Data records for software interfaces

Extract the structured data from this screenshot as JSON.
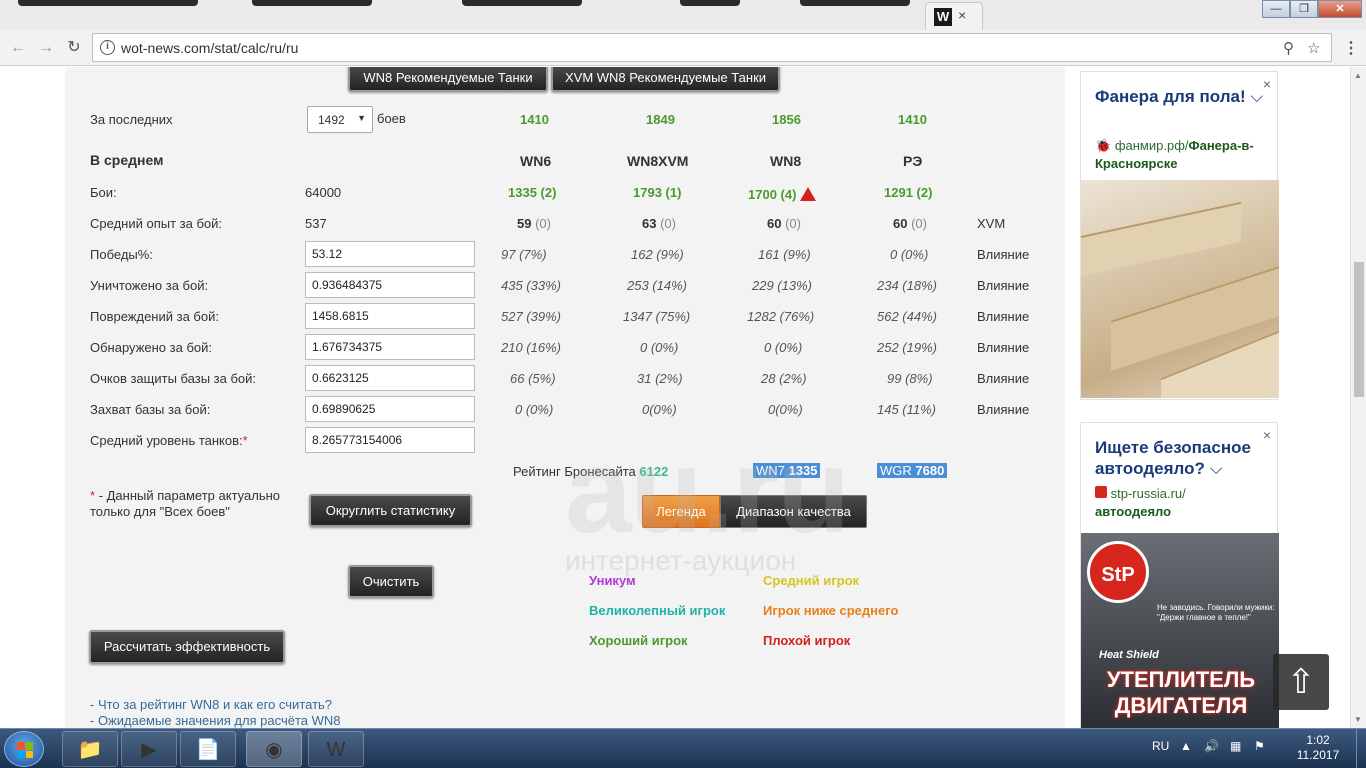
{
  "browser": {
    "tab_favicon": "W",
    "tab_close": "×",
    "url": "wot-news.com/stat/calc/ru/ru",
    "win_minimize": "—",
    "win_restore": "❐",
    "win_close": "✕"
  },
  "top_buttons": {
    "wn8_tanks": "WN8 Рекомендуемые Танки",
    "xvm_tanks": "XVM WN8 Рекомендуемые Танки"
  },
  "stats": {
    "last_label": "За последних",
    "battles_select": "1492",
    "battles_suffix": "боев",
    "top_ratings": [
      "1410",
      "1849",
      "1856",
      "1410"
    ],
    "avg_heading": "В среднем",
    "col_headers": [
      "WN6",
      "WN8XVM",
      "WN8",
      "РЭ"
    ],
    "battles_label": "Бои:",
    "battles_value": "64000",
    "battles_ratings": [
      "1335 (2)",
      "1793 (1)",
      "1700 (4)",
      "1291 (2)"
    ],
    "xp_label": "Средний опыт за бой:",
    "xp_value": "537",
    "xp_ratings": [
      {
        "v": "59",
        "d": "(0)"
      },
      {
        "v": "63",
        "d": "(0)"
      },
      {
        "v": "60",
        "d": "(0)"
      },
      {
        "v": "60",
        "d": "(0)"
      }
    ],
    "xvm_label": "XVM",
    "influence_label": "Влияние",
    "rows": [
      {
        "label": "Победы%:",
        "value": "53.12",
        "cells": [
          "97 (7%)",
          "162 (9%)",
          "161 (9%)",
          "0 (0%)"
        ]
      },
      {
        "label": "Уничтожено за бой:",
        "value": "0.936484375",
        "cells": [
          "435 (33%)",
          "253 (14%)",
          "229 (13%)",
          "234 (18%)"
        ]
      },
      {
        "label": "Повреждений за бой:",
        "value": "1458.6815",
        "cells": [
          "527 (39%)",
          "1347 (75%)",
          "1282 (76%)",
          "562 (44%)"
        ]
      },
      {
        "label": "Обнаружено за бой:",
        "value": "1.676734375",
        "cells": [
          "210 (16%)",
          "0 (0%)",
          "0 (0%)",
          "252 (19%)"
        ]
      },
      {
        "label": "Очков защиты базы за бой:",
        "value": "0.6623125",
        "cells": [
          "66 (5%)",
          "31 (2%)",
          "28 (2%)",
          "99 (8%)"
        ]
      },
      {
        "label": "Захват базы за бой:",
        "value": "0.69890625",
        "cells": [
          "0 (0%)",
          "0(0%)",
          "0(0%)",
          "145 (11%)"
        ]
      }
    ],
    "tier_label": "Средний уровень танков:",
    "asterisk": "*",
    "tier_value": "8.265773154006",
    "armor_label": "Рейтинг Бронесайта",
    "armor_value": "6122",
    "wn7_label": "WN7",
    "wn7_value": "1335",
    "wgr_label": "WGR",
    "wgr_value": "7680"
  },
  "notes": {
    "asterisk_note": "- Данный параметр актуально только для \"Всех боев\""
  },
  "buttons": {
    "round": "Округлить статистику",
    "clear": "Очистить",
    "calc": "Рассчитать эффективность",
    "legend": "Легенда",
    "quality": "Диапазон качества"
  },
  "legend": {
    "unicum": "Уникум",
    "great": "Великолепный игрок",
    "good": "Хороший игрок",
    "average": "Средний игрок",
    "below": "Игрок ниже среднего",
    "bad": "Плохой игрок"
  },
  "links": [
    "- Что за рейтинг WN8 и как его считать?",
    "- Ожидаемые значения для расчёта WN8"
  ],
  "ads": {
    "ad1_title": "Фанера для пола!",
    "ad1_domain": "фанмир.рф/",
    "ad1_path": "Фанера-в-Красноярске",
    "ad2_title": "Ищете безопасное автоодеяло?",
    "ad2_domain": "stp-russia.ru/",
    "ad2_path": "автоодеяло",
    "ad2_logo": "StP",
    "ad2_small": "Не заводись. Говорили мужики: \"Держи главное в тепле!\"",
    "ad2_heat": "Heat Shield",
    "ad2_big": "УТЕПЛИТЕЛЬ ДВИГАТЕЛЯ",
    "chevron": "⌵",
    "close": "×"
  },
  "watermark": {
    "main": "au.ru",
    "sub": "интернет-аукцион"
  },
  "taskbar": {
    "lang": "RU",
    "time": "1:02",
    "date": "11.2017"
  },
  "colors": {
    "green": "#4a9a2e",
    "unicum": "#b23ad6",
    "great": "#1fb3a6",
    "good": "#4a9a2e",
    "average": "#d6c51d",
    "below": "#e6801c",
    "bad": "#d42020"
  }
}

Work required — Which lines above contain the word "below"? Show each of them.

Response to this exercise —
    "below": "Игрок ниже среднего",
    "below": "#e6801c",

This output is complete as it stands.